The majority of the wood is dominated by Oak and Beech, together with Sweet Chestnut and Sycamore. Under these areas is found a variety of wild flowers characteristic of ancient woodlands, for example Bluebell, Wood Anemone, Yellow Archangel and Lesser Celandine, all of which are abundant in places.
The woodland is crossed by a number of small streams with which are associated areas with a greater variety of tree species than elsewhere in the wood as well as a relatively rich ground flora. The wettest areas are to be found along Car Brook in the northern section of the wood. Here the woodland is dominated by Crack Willow and there is a rich variety of herb species. At its south-western corner, Bowden Housteads Wood merges into the unimproved grassland, heathland, wetland, scrub and willow of Car Brook Ravine and Spring Wood. This area is a nature reserve managed by the Sheffield Wildlife Trust.
The variety of habitats
within and around the edges of the site supports a number of interesting
and unusual invertebrates. Birds and mammals recorded in the area include

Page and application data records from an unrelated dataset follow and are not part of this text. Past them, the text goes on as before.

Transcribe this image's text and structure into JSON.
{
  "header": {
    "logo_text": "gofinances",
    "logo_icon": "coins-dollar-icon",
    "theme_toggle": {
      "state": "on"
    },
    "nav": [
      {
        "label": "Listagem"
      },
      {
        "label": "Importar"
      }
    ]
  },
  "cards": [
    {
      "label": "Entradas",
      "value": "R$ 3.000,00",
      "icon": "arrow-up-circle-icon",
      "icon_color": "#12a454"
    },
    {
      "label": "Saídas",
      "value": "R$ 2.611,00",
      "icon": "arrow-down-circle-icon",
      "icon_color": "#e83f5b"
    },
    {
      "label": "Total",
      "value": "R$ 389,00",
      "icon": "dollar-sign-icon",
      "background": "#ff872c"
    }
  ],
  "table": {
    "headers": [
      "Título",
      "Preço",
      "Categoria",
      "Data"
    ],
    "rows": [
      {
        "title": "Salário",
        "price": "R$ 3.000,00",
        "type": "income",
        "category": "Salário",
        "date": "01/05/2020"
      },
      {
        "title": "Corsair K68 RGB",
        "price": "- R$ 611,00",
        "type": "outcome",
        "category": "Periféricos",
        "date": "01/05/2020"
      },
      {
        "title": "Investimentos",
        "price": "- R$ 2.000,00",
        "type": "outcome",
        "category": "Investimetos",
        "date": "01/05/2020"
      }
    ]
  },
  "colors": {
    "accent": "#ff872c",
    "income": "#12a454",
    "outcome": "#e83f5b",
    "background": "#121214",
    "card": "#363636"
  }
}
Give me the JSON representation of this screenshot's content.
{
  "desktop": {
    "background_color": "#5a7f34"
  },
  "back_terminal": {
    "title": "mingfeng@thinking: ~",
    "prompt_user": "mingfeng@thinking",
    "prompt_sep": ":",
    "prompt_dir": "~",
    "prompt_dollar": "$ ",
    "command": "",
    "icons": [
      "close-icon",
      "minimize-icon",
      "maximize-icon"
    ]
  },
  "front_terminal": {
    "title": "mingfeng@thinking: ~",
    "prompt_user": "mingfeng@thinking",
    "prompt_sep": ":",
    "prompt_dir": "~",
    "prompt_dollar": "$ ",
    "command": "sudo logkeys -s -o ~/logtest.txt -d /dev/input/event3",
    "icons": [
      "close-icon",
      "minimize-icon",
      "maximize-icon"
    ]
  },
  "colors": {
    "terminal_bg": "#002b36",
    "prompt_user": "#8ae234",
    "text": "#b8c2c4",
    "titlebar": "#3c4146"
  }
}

a number that are relatively uncommon or declining in numbers.
Other nearby Heritage Woodlands are: